TASK ITEM:
Leaving out the pictures, restate each record below word for word.

DATA TO USE:
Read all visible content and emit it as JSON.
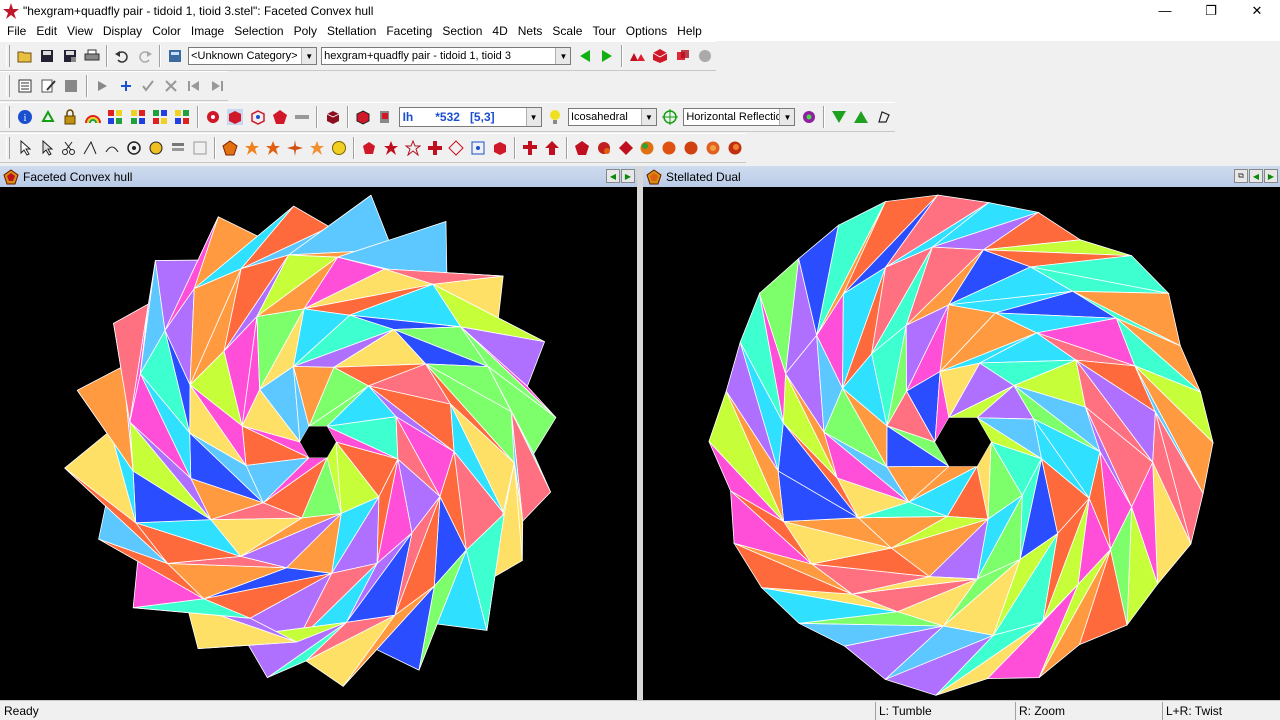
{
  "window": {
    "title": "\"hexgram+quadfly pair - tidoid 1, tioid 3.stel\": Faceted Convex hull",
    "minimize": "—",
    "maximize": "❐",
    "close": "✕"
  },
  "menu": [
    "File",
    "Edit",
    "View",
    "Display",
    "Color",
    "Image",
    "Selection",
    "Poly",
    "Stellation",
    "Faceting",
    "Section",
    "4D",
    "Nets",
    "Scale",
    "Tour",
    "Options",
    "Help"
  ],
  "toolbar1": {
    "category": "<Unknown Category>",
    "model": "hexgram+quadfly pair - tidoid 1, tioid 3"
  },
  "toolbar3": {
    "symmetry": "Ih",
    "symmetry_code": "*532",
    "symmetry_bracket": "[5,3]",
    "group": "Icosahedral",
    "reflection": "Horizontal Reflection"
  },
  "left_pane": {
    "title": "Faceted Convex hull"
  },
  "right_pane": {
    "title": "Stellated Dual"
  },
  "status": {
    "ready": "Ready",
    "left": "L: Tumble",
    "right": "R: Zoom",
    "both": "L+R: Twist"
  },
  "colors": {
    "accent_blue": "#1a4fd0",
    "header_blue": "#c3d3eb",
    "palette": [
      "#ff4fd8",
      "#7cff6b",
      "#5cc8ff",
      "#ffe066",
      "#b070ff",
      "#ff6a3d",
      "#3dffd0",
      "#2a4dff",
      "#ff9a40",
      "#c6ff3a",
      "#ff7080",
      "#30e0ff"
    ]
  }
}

ANSWER BOX:
Read all visible content and emit it as JSON.
{
  "window": {
    "title": "\"hexgram+quadfly pair - tidoid 1, tioid 3.stel\": Faceted Convex hull",
    "minimize": "—",
    "maximize": "❐",
    "close": "✕"
  },
  "menu": [
    "File",
    "Edit",
    "View",
    "Display",
    "Color",
    "Image",
    "Selection",
    "Poly",
    "Stellation",
    "Faceting",
    "Section",
    "4D",
    "Nets",
    "Scale",
    "Tour",
    "Options",
    "Help"
  ],
  "toolbar1": {
    "category": "<Unknown Category>",
    "model": "hexgram+quadfly pair - tidoid 1, tioid 3"
  },
  "toolbar3": {
    "symmetry": "Ih",
    "symmetry_code": "*532",
    "symmetry_bracket": "[5,3]",
    "group": "Icosahedral",
    "reflection": "Horizontal Reflection"
  },
  "left_pane": {
    "title": "Faceted Convex hull"
  },
  "right_pane": {
    "title": "Stellated Dual"
  },
  "status": {
    "ready": "Ready",
    "left": "L: Tumble",
    "right": "R: Zoom",
    "both": "L+R: Twist"
  },
  "colors": {
    "accent_blue": "#1a4fd0",
    "header_blue": "#c3d3eb",
    "palette": [
      "#ff4fd8",
      "#7cff6b",
      "#5cc8ff",
      "#ffe066",
      "#b070ff",
      "#ff6a3d",
      "#3dffd0",
      "#2a4dff",
      "#ff9a40",
      "#c6ff3a",
      "#ff7080",
      "#30e0ff"
    ]
  }
}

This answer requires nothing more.